If I were a scrabble player -- and I'm emphatically not -- I'd have gotten another bonus from the experience in terms of a whole new set of vocabulary words. In addition to the frits, I learned two new verbs, merbering (which is rolling the glass blob on a merbering table to shape it) and flashing (which is moving back and forth from heating the thing you are actually making to also heating the moil, which is the additional blob of glass that is holding your project onto the pipe).
I'd say anyone considering a career in glass blowing should be advised of the following: first, it's an art, and like all arts, takes a super-long time to learn and perfect. Second, if you want to do it well, you need to be both regular and methodical (constant turning is what makes the glass pieces uniform) and quick and decisive (I thought the glass would be pliable like bread dough and but actually you have to really dig into it with the tools to make it bend and move). And finally, glass blowing is not for the timid or those who can't take the heat. Standing in front of a 2000 degree furnace is a little freaky, and also, not surprisingly, uncomfortably hot. As you can see from the pictures, we're all wearing glasses, which we donned after Filip pointed out that it was our choice, but most people like to have something between their eyes and the super-heated glass in case of any mishaps. But having said all that, I strongly recommend that everyone take a lesson. Brian and I are still raving about what a marvelous experience it was. We had a great teacher and a great time, and as you can see from the picture, are quite pleased with our vases. Do give it a try.

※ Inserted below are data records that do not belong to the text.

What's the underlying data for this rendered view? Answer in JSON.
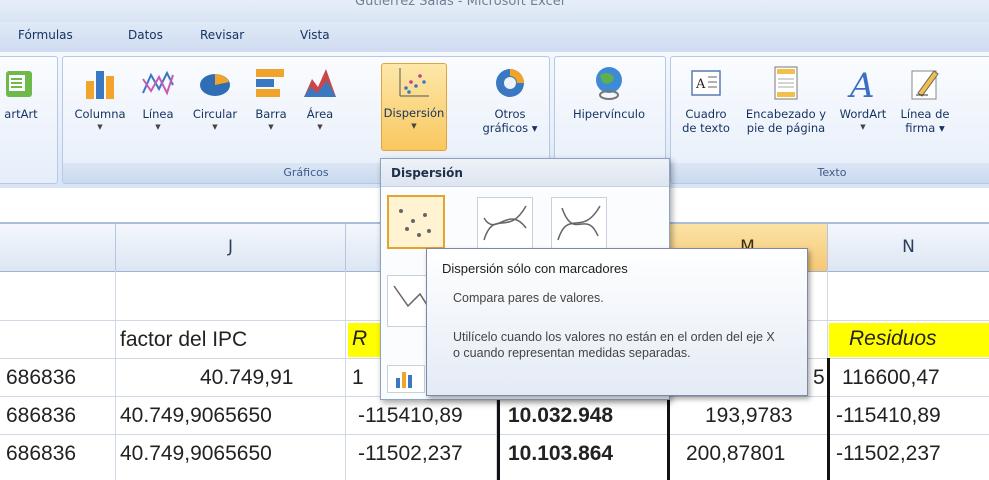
{
  "window": {
    "title": "Gutierrez Salas - Microsoft Excel"
  },
  "tabs": [
    {
      "label": "Fórmulas"
    },
    {
      "label": "Datos"
    },
    {
      "label": "Revisar"
    },
    {
      "label": "Vista"
    }
  ],
  "ribbon": {
    "groups": {
      "graficos": "Gráficos",
      "texto": "Texto"
    },
    "buttons": {
      "smartart": "artArt",
      "columna": "Columna",
      "linea": "Línea",
      "circular": "Circular",
      "barra": "Barra",
      "area": "Área",
      "dispersion": "Dispersión",
      "otros_1": "Otros",
      "otros_2": "gráficos ▾",
      "hipervinculo": "Hipervínculo",
      "cuadro_1": "Cuadro",
      "cuadro_2": "de texto",
      "encabezado_1": "Encabezado y",
      "encabezado_2": "pie de página",
      "wordart": "WordArt",
      "firma_1": "Línea de",
      "firma_2": "firma ▾"
    }
  },
  "dropdown": {
    "title": "Dispersión"
  },
  "tooltip": {
    "title": "Dispersión sólo con marcadores",
    "line1": "Compara pares de valores.",
    "line2": "Utilícelo cuando los valores no están en el orden del eje X o cuando representan medidas separadas."
  },
  "sheet": {
    "columns": [
      "J",
      "M",
      "N"
    ],
    "row_header_label": "factor del IPC",
    "col_k_header_partial": "R",
    "col_n_header": "Residuos",
    "rows": [
      {
        "i": "686836",
        "j": "40.749,91",
        "k": "1",
        "l": "",
        "m": "5",
        "n": "116600,47"
      },
      {
        "i": "686836",
        "j": "40.749,9065650",
        "k": "-115410,89",
        "l": "10.032.948",
        "m": "193,9783",
        "n": "-115410,89"
      },
      {
        "i": "686836",
        "j": "40.749,9065650",
        "k": "-11502,237",
        "l": "10.103.864",
        "m": "200,87801",
        "n": "-11502,237"
      }
    ]
  },
  "colors": {
    "ribbon_bg": "#dfe8f5",
    "selection_yellow": "#ffff00",
    "active_orange": "#f9c760"
  }
}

52 Ways to Say I Love You
No language with this post because I learned some new English words instead.
Nothing makes travel plans seem as tangible to me as buying the actual plane tickets, and the day I got to Tacoma I was finalizing itineraries and charging my plastic with the reckless abandon that makes credit card company CEOs sing with joy. So, below is the travel line-up, as well as some plans for New Things that I hope to fit in between the travel dates.
Saturday, June 19 - Friday, July 2. Head to Amman, Jordan with Connor and Siham to start learning about water scarcity in the middle east and explore the possibility of teaching for a semester or a year at the University of Jordan, and see Petra, among other things.
Sunday, July 3 - Friday, July 9. Fly from Amman to Entebbe, Uganda to speak at and attend an international workshop in Kampala on religion, AIDS and social movements in Africa. I'll have 8 hour layovers in Cairo in each direction, so if anyone has any thoughts about how easy it is to be a tourist for a day there, I'd love to hear them. Then I fly back to Amman for one more night and get back in the US on July 11.
Tuesday, June 15- Friday, June 18. Want to try to get in at least one hike or bike ride to somewhere new, so if anyone's up for either one (likely new hike possibilities: Stowe Pinnacle or Mount Hunger or if either Lucas or Ashley were up for it, an Adirondack 46er). Also I really want to try rock climbing outside, and that opportunity would trump any other, so let me know if anyone feels like doing that one.
Monday, July 12 - Saturday, July 24. In Burlington, and looking to do any of the new things listed above, plus climb Mount Washington with Kristin and try sea kayaking on the actual ocean (and continue to work on ice skating, so anyone who wants to skate in the summer, let me know!). Then I leave on July 25 for a couple weeks combining work (co-presenting a paper with my friend Jerry at Cambridge University) and travel to new places, including the Isle of Skye in Scotland, and Denmark and Sweden.